NORDGREN: Concerto for Clarinet, Folk Instruments and Small Orchestra.
Symphony No. 1, Op. 20.
HINDEMITH: Sonata for Oboe and Piano. BRITTEN: Temporal Variations.
DORÁTI: Duo Concertante. HAAS: Suite for Oboe and Piano, Op. 17.
BEN-HAIM: Three Songs Without Words
ORCHESTRAL CLASSICS PLAYED ON THE ORGAN
Finnish composer Pehr Henrik Nordgren (1944-2008) was highly regarded on Finland's contemporary music scene. He wrote profusely, his works including two operas, many symphonic works with 8 symphonies, many concertos for various instruments, works for chamber ensembles, as well as music for solo piano and voice. This Alba SACD offers two early works, Symphony No. 1 dating from 1974, and his Concerto for Clarinet, Folk Instruments and Small Orchestra composed in 1970. Both works are dark and dissonant with only an occasional glimpse of non-tragedy. Nordgren often uses trombone glissandi, bells and percussion. The concerto is an odd piece with its scoring for various folk instruments, most of which seem very much in the background producing scraping sounds. There are five movements to the concerto, three for the symphony. With the titles Marssi (March), Concerto Grosso (Caprice), and Epilogue. It is based on many Finnish folk tunes, and one would think they were not a very happy lot—again darkness pervades and the symphony ends softly. All of this music must be incredibly difficult to play, and these performances surely present the music at its best. As usual with Alba, audio is excellent although not particularly surround. If you'd like the sample the contemporary Finnish avant-garde, here's your opportunity.I wlll pass on future listening.
Alexei Ogrintchouk is a spectacular master of his instrument; he would have to be to be appointed Principal Oboe of the Royal Concertgebouw Orchestra, and you can watch him perform on many of the RCOA videos. Now you can hear him play, superbly of course, a program of 20th Century music for his instrument accompanied by his brother Leonid. This site recently praised a BIS SACD of Mozart that also featured the two (REVIEW). Now we have their impeccable performances of the repertory listed above. Nothing contemporary here; the most recent work is Antal Doráti's Duo Concertante written in 1983. This is an outstanding disk, with beautifully balanced audio.
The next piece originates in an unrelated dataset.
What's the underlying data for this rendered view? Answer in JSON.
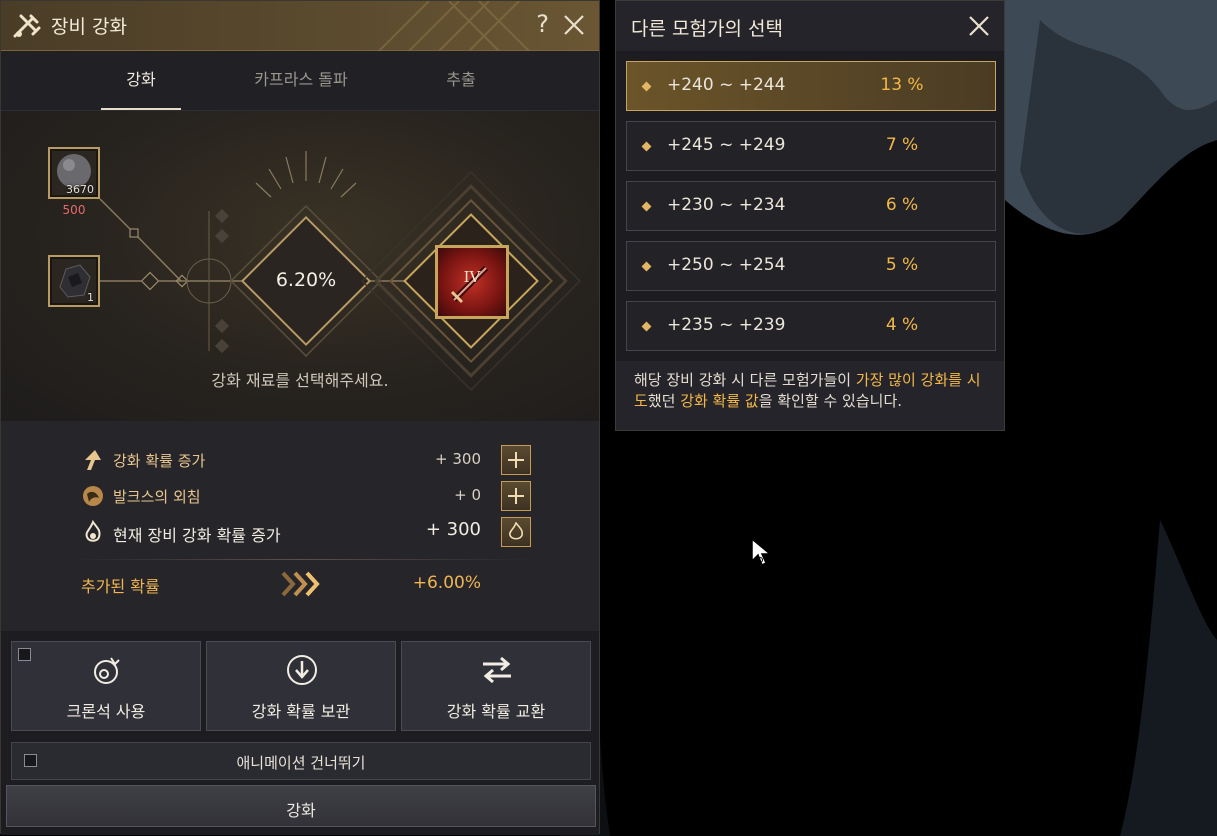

Swedish concert organist Gunnar Idenstam (b. 1961) has a distinguished career as soloist, composer, and is known for his interest in folk tunes. He already has to his credit several fine BIS recordings. He always has been fascinated by the possibility of organ performances of orchestral music, and some of his efforts can be heard on this intriguing new disk, music of Debussy and Ravel. He plays the large 1912/2003 Stahlhuth / Jann organ of Église Saint-Martin de Dudelange, Luxembourg, and the instrument has mighty sonorities, particularly in the low registers, all beautifully captured by the engineers in these recordings made September 2013. Are these a success? Not really, but interesting. Most effective are the quieter works, but the three major pieces just don't work. The rich orchestration cannot be duplicated on an organ, although one must admire Idenstam's virtuosity and imagination. This is one of the slowest Bolero's ever recorded (15:58) and the ending is one big wash of sound. Perhaps some listeners will wish to investigate this new view of this music.
R.E.B. (July 2014)